[Website and app data records]
++++++++++++++++++++
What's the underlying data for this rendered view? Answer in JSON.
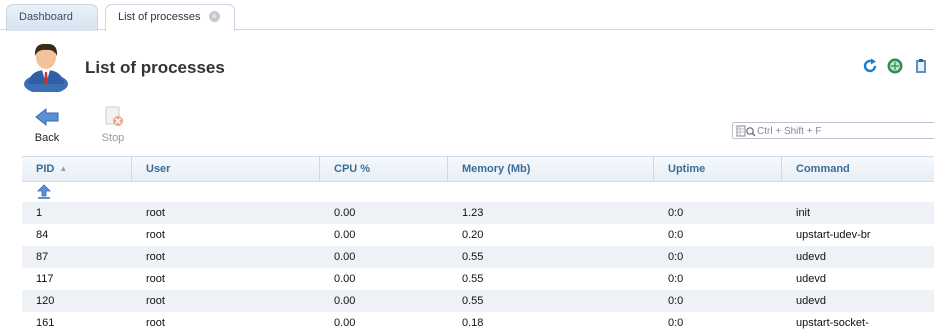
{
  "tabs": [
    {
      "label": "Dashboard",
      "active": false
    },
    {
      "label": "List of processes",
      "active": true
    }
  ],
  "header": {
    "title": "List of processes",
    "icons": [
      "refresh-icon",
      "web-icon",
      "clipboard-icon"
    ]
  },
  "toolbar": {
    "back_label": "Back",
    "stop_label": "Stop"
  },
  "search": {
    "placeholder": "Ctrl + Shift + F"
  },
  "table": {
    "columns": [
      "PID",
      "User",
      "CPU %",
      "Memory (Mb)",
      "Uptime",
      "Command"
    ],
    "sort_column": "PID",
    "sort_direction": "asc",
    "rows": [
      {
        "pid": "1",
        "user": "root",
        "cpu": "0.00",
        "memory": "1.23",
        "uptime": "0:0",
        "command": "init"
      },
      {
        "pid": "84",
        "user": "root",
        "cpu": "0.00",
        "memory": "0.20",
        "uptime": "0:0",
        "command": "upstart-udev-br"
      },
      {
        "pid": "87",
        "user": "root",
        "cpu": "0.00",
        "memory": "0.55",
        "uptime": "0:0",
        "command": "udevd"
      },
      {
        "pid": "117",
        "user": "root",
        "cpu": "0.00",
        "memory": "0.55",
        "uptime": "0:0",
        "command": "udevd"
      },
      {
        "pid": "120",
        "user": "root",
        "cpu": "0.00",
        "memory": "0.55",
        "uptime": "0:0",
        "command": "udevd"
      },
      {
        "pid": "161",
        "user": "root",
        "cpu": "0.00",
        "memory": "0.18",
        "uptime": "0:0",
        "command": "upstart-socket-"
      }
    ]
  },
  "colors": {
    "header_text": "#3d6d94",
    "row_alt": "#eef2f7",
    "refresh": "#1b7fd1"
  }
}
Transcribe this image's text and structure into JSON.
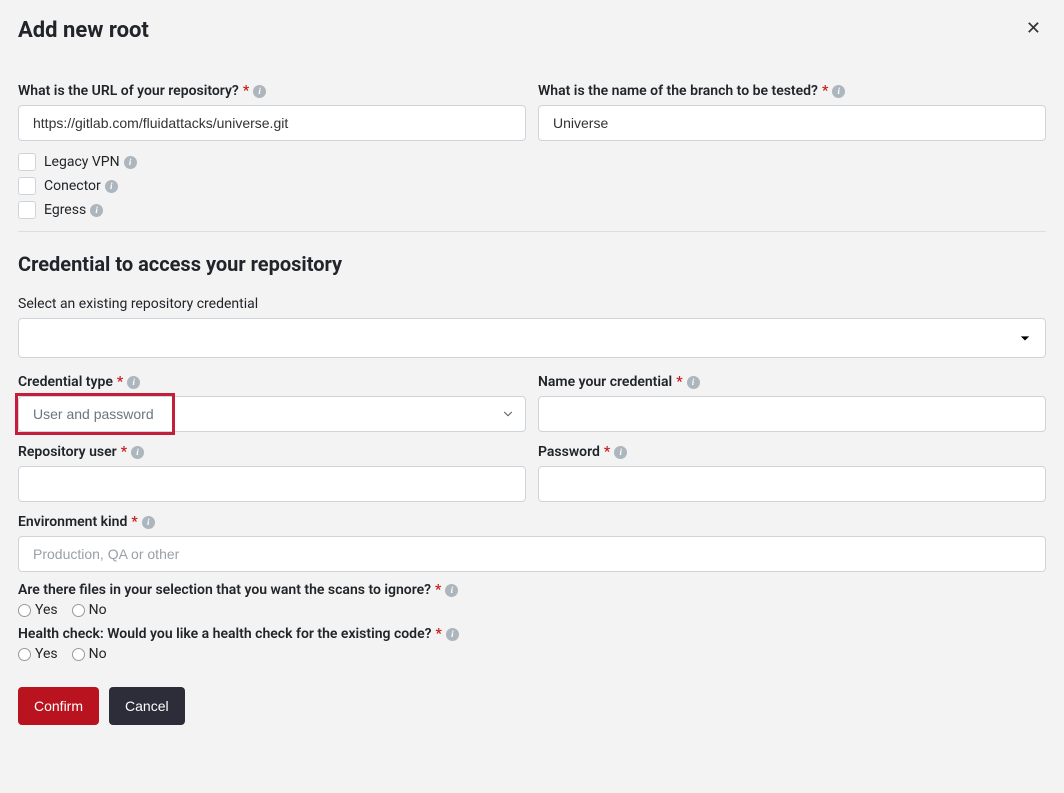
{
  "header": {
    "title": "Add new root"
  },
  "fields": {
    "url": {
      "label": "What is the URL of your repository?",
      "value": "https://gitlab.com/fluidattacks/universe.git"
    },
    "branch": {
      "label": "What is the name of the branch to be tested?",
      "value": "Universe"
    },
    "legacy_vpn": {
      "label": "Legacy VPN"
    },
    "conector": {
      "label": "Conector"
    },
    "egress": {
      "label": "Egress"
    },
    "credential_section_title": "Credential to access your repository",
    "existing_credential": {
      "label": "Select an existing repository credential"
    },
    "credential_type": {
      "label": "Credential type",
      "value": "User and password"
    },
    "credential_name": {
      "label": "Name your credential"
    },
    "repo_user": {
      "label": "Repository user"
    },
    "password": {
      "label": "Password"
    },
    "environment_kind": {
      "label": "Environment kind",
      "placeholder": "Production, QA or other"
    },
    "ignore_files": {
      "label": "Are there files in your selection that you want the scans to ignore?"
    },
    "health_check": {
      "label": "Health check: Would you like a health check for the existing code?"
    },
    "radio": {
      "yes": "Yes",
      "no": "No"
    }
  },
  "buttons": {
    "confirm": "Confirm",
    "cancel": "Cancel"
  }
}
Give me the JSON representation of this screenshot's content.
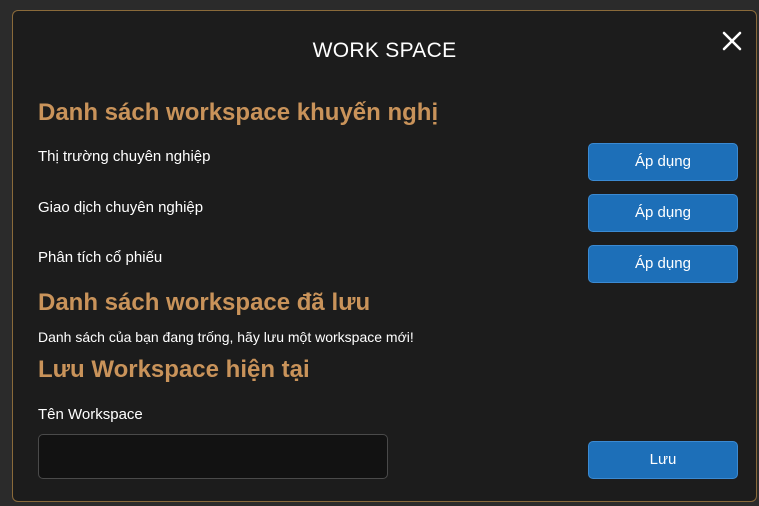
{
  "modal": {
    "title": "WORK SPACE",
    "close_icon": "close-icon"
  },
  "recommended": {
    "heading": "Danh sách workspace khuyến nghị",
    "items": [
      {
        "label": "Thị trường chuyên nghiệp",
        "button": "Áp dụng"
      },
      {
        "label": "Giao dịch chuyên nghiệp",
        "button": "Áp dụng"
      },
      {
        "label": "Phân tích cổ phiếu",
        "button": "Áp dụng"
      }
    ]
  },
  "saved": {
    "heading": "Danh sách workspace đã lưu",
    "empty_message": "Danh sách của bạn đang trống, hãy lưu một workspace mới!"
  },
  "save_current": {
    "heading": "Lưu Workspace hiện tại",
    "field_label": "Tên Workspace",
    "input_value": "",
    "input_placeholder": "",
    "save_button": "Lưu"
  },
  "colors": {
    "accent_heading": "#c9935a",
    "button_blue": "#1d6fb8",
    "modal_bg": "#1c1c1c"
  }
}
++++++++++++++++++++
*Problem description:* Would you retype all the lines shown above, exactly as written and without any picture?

*Task answer:*
What's the underlying data for this rendered view? Answer in JSON.
{
  "tabs": [
    {
      "label": "Dashboard",
      "active": false
    },
    {
      "label": "List of processes",
      "active": true
    }
  ],
  "header": {
    "title": "List of processes",
    "icons": [
      "refresh-icon",
      "web-icon",
      "clipboard-icon"
    ]
  },
  "toolbar": {
    "back_label": "Back",
    "stop_label": "Stop"
  },
  "search": {
    "placeholder": "Ctrl + Shift + F"
  },
  "table": {
    "columns": [
      "PID",
      "User",
      "CPU %",
      "Memory (Mb)",
      "Uptime",
      "Command"
    ],
    "sort_column": "PID",
    "sort_direction": "asc",
    "rows": [
      {
        "pid": "1",
        "user": "root",
        "cpu": "0.00",
        "memory": "1.23",
        "uptime": "0:0",
        "command": "init"
      },
      {
        "pid": "84",
        "user": "root",
        "cpu": "0.00",
        "memory": "0.20",
        "uptime": "0:0",
        "command": "upstart-udev-br"
      },
      {
        "pid": "87",
        "user": "root",
        "cpu": "0.00",
        "memory": "0.55",
        "uptime": "0:0",
        "command": "udevd"
      },
      {
        "pid": "117",
        "user": "root",
        "cpu": "0.00",
        "memory": "0.55",
        "uptime": "0:0",
        "command": "udevd"
      },
      {
        "pid": "120",
        "user": "root",
        "cpu": "0.00",
        "memory": "0.55",
        "uptime": "0:0",
        "command": "udevd"
      },
      {
        "pid": "161",
        "user": "root",
        "cpu": "0.00",
        "memory": "0.18",
        "uptime": "0:0",
        "command": "upstart-socket-"
      }
    ]
  },
  "colors": {
    "header_text": "#3d6d94",
    "row_alt": "#eef2f7",
    "refresh": "#1b7fd1"
  }
}
Transcribe this image's text and structure into JSON.
{
  "header": {
    "title": "Add new root"
  },
  "fields": {
    "url": {
      "label": "What is the URL of your repository?",
      "value": "https://gitlab.com/fluidattacks/universe.git"
    },
    "branch": {
      "label": "What is the name of the branch to be tested?",
      "value": "Universe"
    },
    "legacy_vpn": {
      "label": "Legacy VPN"
    },
    "conector": {
      "label": "Conector"
    },
    "egress": {
      "label": "Egress"
    },
    "credential_section_title": "Credential to access your repository",
    "existing_credential": {
      "label": "Select an existing repository credential"
    },
    "credential_type": {
      "label": "Credential type",
      "value": "User and password"
    },
    "credential_name": {
      "label": "Name your credential"
    },
    "repo_user": {
      "label": "Repository user"
    },
    "password": {
      "label": "Password"
    },
    "environment_kind": {
      "label": "Environment kind",
      "placeholder": "Production, QA or other"
    },
    "ignore_files": {
      "label": "Are there files in your selection that you want the scans to ignore?"
    },
    "health_check": {
      "label": "Health check: Would you like a health check for the existing code?"
    },
    "radio": {
      "yes": "Yes",
      "no": "No"
    }
  },
  "buttons": {
    "confirm": "Confirm",
    "cancel": "Cancel"
  }
}
Give me the JSON representation of this screenshot's content.
{
  "modal": {
    "title": "WORK SPACE",
    "close_icon": "close-icon"
  },
  "recommended": {
    "heading": "Danh sách workspace khuyến nghị",
    "items": [
      {
        "label": "Thị trường chuyên nghiệp",
        "button": "Áp dụng"
      },
      {
        "label": "Giao dịch chuyên nghiệp",
        "button": "Áp dụng"
      },
      {
        "label": "Phân tích cổ phiếu",
        "button": "Áp dụng"
      }
    ]
  },
  "saved": {
    "heading": "Danh sách workspace đã lưu",
    "empty_message": "Danh sách của bạn đang trống, hãy lưu một workspace mới!"
  },
  "save_current": {
    "heading": "Lưu Workspace hiện tại",
    "field_label": "Tên Workspace",
    "input_value": "",
    "input_placeholder": "",
    "save_button": "Lưu"
  },
  "colors": {
    "accent_heading": "#c9935a",
    "button_blue": "#1d6fb8",
    "modal_bg": "#1c1c1c"
  }
}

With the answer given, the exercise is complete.